which made it mandatory that all ammunition must have individual identities. In
turn, this has greatly improved the capability of the Brazilian police to
combat the illicit circulation of ammunition. The initiatives have ushered a
reduction of 8.2 percent in 2004 of deaths engendered by firearms in Brazil.
Brazil is willing to keep the number of causalities engendered by firearms lowered.

Brazil fully supported the Programme of Action adopted by the 2001
United Nations Conference on the Illicit Trade of Small Arms and Light Weapons
in All Its Aspects and pledged to contribute to its execution. It has also commenced
a series of initiatives in all fields related to oppose the illicit flows of
weaponry and ammunition.
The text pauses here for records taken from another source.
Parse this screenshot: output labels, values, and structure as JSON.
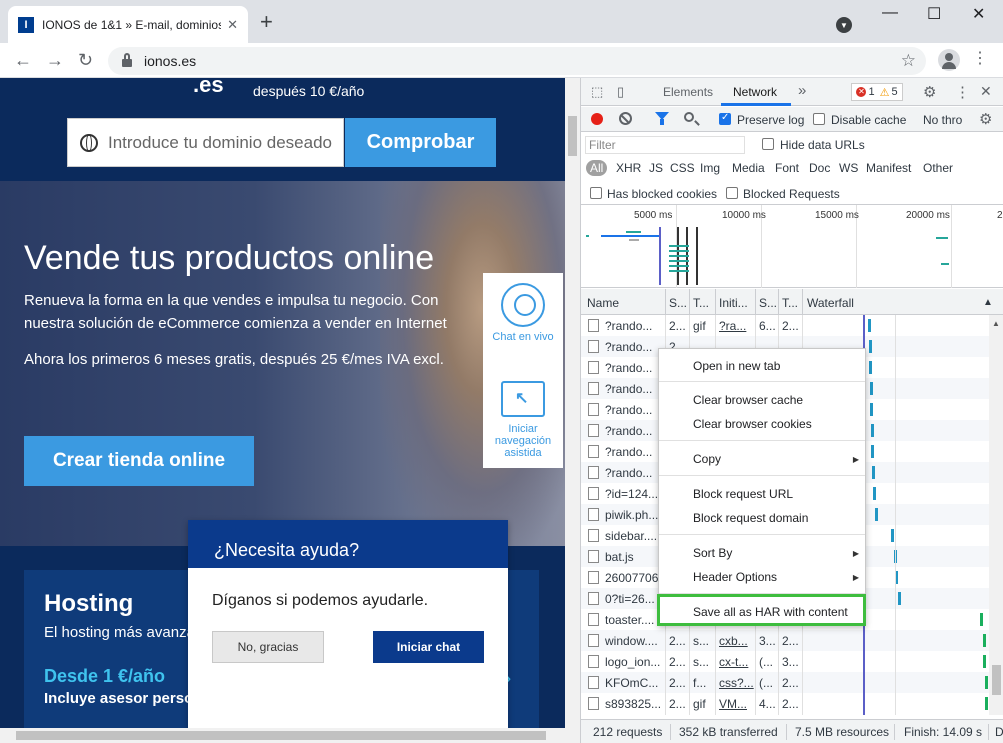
{
  "browser": {
    "tab_title": "IONOS de 1&1 » E-mail, dominios, hosting",
    "tab_favicon": "I",
    "tab_close": "✕",
    "new_tab": "+",
    "url": "ionos.es",
    "window_controls": [
      "—",
      "☐",
      "✕"
    ]
  },
  "page": {
    "domain_suffix": ".es",
    "price_after": "después 10 €/año",
    "domain_placeholder": "Introduce tu dominio deseado",
    "check_button": "Comprobar",
    "hero_title": "Vende tus productos online",
    "hero_sub_line1": "Renueva la forma en la que vendes e impulsa tu negocio. Con",
    "hero_sub_line2": "nuestra solución de eCommerce comienza a vender en Internet",
    "hero_promo": "Ahora los primeros 6 meses gratis, después 25 €/mes IVA excl.",
    "shop_button": "Crear tienda online",
    "side_chat": "Chat en vivo",
    "side_nav": "Iniciar navegación asistida",
    "hosting_title": "Hosting",
    "hosting_sub": "El hosting más avanzado",
    "hosting_price": "Desde 1 €/año",
    "hosting_extra": "Incluye asesor personal",
    "hosting_arrow": "›"
  },
  "chat": {
    "title": "¿Necesita ayuda?",
    "message": "Díganos si podemos ayudarle.",
    "no_button": "No, gracias",
    "start_button": "Iniciar chat"
  },
  "devtools": {
    "tabs": [
      "Elements",
      "Network"
    ],
    "more_tabs": "»",
    "errors": "1",
    "warnings": "5",
    "preserve_log": "Preserve log",
    "disable_cache": "Disable cache",
    "throttle": "No thro",
    "filter_placeholder": "Filter",
    "hide_data_urls": "Hide data URLs",
    "types": [
      "All",
      "XHR",
      "JS",
      "CSS",
      "Img",
      "Media",
      "Font",
      "Doc",
      "WS",
      "Manifest",
      "Other"
    ],
    "blocked_cookies": "Has blocked cookies",
    "blocked_requests": "Blocked Requests",
    "timeline_labels": [
      "5000 ms",
      "10000 ms",
      "15000 ms",
      "20000 ms",
      "2"
    ],
    "columns": [
      "Name",
      "S...",
      "T...",
      "Initi...",
      "S...",
      "T...",
      "Waterfall"
    ],
    "rows": [
      {
        "name": "?rando...",
        "s": "2...",
        "t": "gif",
        "init": "?ra...",
        "size": "6...",
        "time": "2..."
      },
      {
        "name": "?rando...",
        "s": "2...",
        "t": "",
        "init": "",
        "size": "",
        "time": ""
      },
      {
        "name": "?rando...",
        "s": "",
        "t": "",
        "init": "",
        "size": "",
        "time": ""
      },
      {
        "name": "?rando...",
        "s": "",
        "t": "",
        "init": "",
        "size": "",
        "time": ""
      },
      {
        "name": "?rando...",
        "s": "",
        "t": "",
        "init": "",
        "size": "",
        "time": ""
      },
      {
        "name": "?rando...",
        "s": "",
        "t": "",
        "init": "",
        "size": "",
        "time": ""
      },
      {
        "name": "?rando...",
        "s": "",
        "t": "",
        "init": "",
        "size": "",
        "time": ""
      },
      {
        "name": "?rando...",
        "s": "",
        "t": "",
        "init": "",
        "size": "",
        "time": ""
      },
      {
        "name": "?id=124...",
        "s": "",
        "t": "",
        "init": "",
        "size": "",
        "time": ""
      },
      {
        "name": "piwik.ph...",
        "s": "",
        "t": "",
        "init": "",
        "size": "",
        "time": ""
      },
      {
        "name": "sidebar....",
        "s": "",
        "t": "",
        "init": "",
        "size": "",
        "time": ""
      },
      {
        "name": "bat.js",
        "s": "",
        "t": "",
        "init": "",
        "size": "",
        "time": ""
      },
      {
        "name": "26007706",
        "s": "",
        "t": "",
        "init": "",
        "size": "",
        "time": ""
      },
      {
        "name": "0?ti=26...",
        "s": "",
        "t": "",
        "init": "",
        "size": "",
        "time": ""
      },
      {
        "name": "toaster....",
        "s": "",
        "t": "",
        "init": "",
        "size": "",
        "time": ""
      },
      {
        "name": "window....",
        "s": "2...",
        "t": "s...",
        "init": "cxb...",
        "size": "3...",
        "time": "2..."
      },
      {
        "name": "logo_ion...",
        "s": "2...",
        "t": "s...",
        "init": "cx-t...",
        "size": "(...",
        "time": "3..."
      },
      {
        "name": "KFOmC...",
        "s": "2...",
        "t": "f...",
        "init": "css?...",
        "size": "(...",
        "time": "2..."
      },
      {
        "name": "s893825...",
        "s": "2...",
        "t": "gif",
        "init": "VM...",
        "size": "4...",
        "time": "2..."
      }
    ],
    "status": {
      "requests": "212 requests",
      "transferred": "352 kB transferred",
      "resources": "7.5 MB resources",
      "finish": "Finish: 14.09 s",
      "more": "D"
    }
  },
  "context_menu": {
    "items": [
      "Open in new tab",
      "Clear browser cache",
      "Clear browser cookies",
      "Copy",
      "Block request URL",
      "Block request domain",
      "Sort By",
      "Header Options",
      "Save all as HAR with content"
    ],
    "submenu_arrow": "▶"
  },
  "colors": {
    "accent_blue": "#1a73e8",
    "ionos_blue": "#3b9ae1",
    "highlight_green": "#3ebd3e"
  }
}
In addition, it has also taken collaborative campaigns
with other governments at the regional and sub-regional levels which have been
supported by vital assistance from the organized civil society.